State how many lines of the entries include the string "theme", please, leaving out everything but the number.

Segment Open

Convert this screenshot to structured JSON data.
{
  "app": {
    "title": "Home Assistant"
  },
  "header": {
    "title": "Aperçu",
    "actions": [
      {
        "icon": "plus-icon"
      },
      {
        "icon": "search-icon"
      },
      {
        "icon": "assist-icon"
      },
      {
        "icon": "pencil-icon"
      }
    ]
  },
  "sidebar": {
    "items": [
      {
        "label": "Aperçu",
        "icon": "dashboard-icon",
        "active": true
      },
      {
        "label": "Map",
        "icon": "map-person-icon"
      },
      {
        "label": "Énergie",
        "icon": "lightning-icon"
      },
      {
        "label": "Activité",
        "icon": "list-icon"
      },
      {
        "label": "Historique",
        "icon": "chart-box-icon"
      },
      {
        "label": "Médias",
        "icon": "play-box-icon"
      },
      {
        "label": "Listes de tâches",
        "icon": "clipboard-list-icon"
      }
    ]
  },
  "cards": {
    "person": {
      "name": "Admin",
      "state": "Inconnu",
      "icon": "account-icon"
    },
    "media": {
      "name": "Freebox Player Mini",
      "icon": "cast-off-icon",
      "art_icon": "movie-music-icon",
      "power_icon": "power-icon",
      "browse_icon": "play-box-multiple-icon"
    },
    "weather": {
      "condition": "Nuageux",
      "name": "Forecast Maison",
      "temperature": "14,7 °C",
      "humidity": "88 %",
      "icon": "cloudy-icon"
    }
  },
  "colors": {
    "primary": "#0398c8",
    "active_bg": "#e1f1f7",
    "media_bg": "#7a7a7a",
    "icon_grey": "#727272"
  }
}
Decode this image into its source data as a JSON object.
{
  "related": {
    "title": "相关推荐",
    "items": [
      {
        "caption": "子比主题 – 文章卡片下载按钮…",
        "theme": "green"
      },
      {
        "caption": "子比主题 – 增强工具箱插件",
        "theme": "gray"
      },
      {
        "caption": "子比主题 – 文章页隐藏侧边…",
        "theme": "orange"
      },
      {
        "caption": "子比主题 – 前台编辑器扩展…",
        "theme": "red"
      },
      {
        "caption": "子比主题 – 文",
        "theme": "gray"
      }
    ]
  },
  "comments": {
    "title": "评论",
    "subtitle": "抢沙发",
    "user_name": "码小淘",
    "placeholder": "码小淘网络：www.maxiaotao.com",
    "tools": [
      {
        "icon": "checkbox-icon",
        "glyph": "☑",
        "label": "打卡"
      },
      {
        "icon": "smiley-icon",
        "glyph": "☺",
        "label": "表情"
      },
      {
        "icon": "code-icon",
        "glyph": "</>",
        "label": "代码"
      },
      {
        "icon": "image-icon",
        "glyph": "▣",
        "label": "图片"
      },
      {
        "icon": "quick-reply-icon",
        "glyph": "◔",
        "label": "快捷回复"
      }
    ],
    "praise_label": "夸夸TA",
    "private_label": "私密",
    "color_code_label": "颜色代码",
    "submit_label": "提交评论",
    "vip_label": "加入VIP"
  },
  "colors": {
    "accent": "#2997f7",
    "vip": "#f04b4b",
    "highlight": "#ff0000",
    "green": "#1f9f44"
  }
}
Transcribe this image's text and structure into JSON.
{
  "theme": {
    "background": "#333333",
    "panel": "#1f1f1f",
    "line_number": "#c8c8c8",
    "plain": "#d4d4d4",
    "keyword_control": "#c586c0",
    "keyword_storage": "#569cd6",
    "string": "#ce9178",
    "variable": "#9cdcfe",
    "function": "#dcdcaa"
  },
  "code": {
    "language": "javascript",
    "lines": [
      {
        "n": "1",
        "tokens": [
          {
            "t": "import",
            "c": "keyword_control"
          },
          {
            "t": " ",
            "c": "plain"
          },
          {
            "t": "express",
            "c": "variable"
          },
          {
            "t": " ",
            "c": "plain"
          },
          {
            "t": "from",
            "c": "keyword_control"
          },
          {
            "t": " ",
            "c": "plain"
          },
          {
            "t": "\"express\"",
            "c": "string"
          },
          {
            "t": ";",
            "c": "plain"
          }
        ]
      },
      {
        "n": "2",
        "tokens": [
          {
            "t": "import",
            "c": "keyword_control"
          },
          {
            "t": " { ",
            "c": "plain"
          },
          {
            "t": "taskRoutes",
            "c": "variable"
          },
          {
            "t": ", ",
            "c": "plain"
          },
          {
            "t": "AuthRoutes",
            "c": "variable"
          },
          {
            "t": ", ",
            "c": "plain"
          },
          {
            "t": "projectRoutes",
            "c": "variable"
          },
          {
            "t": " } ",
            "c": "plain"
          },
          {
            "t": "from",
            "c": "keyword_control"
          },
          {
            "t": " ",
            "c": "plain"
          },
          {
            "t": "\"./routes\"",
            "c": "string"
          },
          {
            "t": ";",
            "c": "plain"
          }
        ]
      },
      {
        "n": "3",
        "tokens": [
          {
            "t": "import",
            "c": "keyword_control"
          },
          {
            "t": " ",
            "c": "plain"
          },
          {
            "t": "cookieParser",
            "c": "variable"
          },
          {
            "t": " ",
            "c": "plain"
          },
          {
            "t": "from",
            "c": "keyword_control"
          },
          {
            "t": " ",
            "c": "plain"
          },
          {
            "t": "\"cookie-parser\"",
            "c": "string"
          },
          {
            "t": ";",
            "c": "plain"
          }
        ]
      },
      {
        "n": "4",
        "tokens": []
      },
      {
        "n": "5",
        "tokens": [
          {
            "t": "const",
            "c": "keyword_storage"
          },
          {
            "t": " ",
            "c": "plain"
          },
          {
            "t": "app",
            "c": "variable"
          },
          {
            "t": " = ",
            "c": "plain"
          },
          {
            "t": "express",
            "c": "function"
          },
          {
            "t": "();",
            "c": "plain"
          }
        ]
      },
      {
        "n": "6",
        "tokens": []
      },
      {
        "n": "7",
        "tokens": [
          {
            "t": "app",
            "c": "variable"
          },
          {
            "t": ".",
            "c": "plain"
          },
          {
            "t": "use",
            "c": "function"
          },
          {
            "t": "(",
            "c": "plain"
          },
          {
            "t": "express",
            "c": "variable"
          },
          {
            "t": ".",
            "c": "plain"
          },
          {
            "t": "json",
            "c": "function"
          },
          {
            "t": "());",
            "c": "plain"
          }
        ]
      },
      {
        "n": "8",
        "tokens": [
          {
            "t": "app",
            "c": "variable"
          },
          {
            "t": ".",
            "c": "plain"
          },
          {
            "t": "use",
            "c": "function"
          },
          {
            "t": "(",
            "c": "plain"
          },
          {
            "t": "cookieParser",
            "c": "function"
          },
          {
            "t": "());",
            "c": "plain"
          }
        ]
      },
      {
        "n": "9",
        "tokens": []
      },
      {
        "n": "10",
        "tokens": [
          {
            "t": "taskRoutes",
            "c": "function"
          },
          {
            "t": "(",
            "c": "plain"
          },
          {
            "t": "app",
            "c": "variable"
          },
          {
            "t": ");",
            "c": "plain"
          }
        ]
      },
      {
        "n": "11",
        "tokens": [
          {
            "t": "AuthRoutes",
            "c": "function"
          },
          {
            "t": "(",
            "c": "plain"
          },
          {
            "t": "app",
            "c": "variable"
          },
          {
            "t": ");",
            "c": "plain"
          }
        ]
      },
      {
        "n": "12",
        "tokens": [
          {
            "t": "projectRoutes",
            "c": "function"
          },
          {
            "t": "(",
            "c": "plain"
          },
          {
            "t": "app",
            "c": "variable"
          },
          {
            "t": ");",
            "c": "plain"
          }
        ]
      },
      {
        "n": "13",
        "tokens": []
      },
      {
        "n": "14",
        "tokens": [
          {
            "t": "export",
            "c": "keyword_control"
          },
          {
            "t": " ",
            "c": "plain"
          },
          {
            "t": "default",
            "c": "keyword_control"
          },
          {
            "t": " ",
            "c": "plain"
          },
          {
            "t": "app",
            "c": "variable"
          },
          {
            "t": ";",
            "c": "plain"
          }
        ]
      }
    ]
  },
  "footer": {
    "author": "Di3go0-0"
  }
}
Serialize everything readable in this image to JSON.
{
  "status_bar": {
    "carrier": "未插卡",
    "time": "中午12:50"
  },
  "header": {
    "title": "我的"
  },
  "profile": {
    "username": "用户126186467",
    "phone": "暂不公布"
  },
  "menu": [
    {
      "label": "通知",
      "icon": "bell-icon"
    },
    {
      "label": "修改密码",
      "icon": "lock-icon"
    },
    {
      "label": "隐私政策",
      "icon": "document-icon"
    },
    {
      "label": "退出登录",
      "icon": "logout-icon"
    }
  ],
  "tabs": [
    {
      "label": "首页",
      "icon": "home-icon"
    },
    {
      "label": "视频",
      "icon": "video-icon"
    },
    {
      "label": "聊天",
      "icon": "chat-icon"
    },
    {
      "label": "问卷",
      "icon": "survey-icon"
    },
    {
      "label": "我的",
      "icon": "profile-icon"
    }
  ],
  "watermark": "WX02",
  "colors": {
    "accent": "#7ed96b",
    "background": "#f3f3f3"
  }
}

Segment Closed

Task output:
6